If you can judge the quality of a book by how much the reader talks about it, this book is a great success.
When I received it, I quickly told friends about some of the amazing reviews and essays it contained. But I'm getting ahead of myself.
Let me just jump straight into the interview with Phillip Lopate, editor of American Movie Critics: An Anthology From The Silents Until Now
He previously edited The Art of the Personal Essay and other books, and has written several books, as well as a collection of film criticism: Totally Tenderly Tragically.
As a lover of film and good film criticism, I can attest this book is a gem.
Scott Butki: What did you intend to accomplish with this book project? Did you accomplish it?
Phillip Lopate: I wanted to offer up a possible "canon" of American film criticism, or at least start the discussion going, and at the same time to position film criticism as a type of American belles-lettres, a repository of some of the best critical prose we have. I do think I accomplished both aims, to my satisfaction, at least.
SB: How did you decide what to include and what to exclude?
PL: It was very hard to decide what to include and what to exclude.

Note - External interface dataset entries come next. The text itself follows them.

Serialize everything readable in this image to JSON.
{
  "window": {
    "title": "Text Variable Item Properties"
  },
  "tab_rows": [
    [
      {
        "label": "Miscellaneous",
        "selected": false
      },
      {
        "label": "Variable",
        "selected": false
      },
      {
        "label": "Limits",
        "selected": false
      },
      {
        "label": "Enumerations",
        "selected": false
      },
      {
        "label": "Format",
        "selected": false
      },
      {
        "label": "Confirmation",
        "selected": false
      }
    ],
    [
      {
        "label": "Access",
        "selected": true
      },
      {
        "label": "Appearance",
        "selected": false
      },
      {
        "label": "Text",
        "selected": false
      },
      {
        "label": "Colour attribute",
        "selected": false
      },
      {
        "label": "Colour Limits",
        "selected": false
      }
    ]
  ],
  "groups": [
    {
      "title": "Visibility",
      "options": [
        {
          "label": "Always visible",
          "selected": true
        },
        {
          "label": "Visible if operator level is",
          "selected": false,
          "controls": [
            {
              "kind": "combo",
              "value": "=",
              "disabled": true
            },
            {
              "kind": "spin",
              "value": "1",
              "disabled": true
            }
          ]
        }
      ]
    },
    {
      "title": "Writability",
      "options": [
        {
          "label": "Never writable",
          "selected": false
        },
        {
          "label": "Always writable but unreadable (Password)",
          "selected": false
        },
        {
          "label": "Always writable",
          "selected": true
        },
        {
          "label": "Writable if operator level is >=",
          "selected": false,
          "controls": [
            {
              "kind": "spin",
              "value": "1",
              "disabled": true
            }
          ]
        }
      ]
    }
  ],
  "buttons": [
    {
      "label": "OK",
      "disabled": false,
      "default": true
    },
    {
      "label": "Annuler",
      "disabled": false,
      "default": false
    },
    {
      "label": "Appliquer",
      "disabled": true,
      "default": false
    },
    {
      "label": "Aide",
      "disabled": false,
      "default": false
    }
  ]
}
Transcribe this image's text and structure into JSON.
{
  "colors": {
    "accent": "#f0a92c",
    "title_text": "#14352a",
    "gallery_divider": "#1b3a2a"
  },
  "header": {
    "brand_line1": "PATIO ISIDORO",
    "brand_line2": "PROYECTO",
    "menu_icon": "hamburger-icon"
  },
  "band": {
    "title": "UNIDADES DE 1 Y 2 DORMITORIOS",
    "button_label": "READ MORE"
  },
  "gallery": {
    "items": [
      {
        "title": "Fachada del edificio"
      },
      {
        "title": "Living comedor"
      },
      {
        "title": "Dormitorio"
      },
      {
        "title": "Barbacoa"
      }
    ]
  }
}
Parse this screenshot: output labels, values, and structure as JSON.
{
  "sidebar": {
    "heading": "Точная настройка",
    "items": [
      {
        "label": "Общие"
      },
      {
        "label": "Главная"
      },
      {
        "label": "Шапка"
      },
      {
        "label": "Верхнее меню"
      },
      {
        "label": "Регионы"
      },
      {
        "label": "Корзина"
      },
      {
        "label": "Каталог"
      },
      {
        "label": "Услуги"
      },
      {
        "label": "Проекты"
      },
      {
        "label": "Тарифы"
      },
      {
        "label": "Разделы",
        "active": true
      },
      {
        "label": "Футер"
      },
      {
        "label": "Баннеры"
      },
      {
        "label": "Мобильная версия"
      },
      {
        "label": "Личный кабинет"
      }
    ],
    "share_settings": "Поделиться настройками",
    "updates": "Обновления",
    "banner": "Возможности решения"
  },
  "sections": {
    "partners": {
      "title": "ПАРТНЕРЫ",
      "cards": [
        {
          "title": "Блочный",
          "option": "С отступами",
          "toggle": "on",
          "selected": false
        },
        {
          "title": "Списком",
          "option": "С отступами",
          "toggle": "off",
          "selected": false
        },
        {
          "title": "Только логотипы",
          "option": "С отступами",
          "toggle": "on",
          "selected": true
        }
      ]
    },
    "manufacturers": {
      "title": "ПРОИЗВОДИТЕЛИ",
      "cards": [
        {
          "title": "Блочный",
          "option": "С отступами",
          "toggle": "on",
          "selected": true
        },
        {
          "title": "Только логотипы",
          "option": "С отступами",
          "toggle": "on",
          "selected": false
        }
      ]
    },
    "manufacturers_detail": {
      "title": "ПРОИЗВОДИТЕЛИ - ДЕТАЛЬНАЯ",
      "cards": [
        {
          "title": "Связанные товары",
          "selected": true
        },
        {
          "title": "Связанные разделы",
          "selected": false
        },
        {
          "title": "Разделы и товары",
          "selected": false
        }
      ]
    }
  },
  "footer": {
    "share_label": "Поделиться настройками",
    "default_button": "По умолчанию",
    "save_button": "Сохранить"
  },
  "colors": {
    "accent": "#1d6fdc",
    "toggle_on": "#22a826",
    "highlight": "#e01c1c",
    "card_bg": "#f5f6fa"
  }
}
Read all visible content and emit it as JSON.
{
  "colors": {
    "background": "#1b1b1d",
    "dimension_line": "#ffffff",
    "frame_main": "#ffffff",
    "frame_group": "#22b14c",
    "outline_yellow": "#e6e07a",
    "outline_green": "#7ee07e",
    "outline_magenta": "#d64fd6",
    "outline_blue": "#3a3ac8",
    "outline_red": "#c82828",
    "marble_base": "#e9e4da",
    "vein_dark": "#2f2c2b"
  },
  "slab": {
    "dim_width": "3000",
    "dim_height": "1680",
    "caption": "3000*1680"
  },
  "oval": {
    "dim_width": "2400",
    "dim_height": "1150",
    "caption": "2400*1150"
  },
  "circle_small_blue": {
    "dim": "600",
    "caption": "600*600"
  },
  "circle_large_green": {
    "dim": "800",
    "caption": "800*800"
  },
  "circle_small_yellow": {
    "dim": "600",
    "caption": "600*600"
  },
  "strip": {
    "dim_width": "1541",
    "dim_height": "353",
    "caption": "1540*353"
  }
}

My main emphasis was on the past, and I am particularly proud of the historical sections. I knew the critics I wanted to include, but often they had written so much good stuff (or so much OK but undistinguished stuff) that it was hard to choose. I settled for those pieces that knocked me over, or bit me in the ass. Or were characteristic of some tendency or other. It was impossible to include everything worthwhile that someone like Vachel Lindsay or Manny Farber wrote, so I put in a few pieces that would represent their thinking and achievement.
SB: Which is your favorite selection? Why?
PL: I don't have a single "favorite" selection, but I suppose the selection I did of Otis Ferguson pleased me the most, because he is fantastic and largely forgotten. I also got a kick out of Cecilia Ager, who wrote humorously from the women's fashion angle, and has also been largely forgotten.
SB: For me the most interesting one is the one about Gone With the Wind. That's the one I most wanted to exchange opinions about with fellow movie buffs. I searched in vain for a copy of it online. It's one thing to talk about movies like Crash but quite another to read a black film critic's indictment of this racist movie. What are your thoughts on that piece: "Gone With the Wind Is More Dangerous Than Birth of a Nation?"
PL: I love Melvin B. Tolson's Gone With the Wind piece. It is tough and true, and shows there is more to movies than pure sensation. I did a lot of reading of black critics in the past, and Tolson really stood out. I like the way he takes African-American audiences to task, doesn't just blame the success of the movie on whites.
SB: What do you think it is about film that makes it such a transfixing, absorbing medium, as your compilation demonstrates?
PL: Movies engulf us, partly because they are a synthesis of all the arts, partly because they speak to our dream minds and our fantasy lives in very direct ways. People get much angrier at film critics than they do at, say, art or architecture or music or dance critics, because loving or hating a movie is a very personal response, and when the critic disagrees, watch out!
SB: Your book covers many years of films. How do you think films of this decade will stack up?
PL: I think brilliant art movies continue to be made, as do very entertaining commercial movies. There are still old-timers making wonderful films, such as Werner Herzog's Grizzly Man or Eric Rohmer's Triple Agent, and there are funny comedies like In Her Shoes and good action movies like the two Spidermans and intelligent docudramas like The Queen. I think this era will be seen as particularly rich in documentaries and personal essay films.
SB: Some say that current television programs like Lost and The Wire are of higher quality than the movies. Where do you stand on that debate?
PL: Certainly, the best TV shows often seem better-written than today's movies, and they give us richer, more complex characters, because they have a chance to develop those characters over years — for instance Law and Order or The Sopranos. Visually, they still don't hold a candle to the best feature films, but they may excel in terms of their screenplays and ensemble acting.
SB: What's your favorite film and why?
PL: I don't know if I have a favorite film, but Max Ophuls' The Earrings of Mme de… always gives me the shivers when I see it. By the time it gets to the waltz scene between de Sica and Daniele Darrieux, it becomes both transporting and fatalistic, charmed and very tragic. I also love Ozu's Late Spring and Mizoguchi's Ugetsu. They're sublime.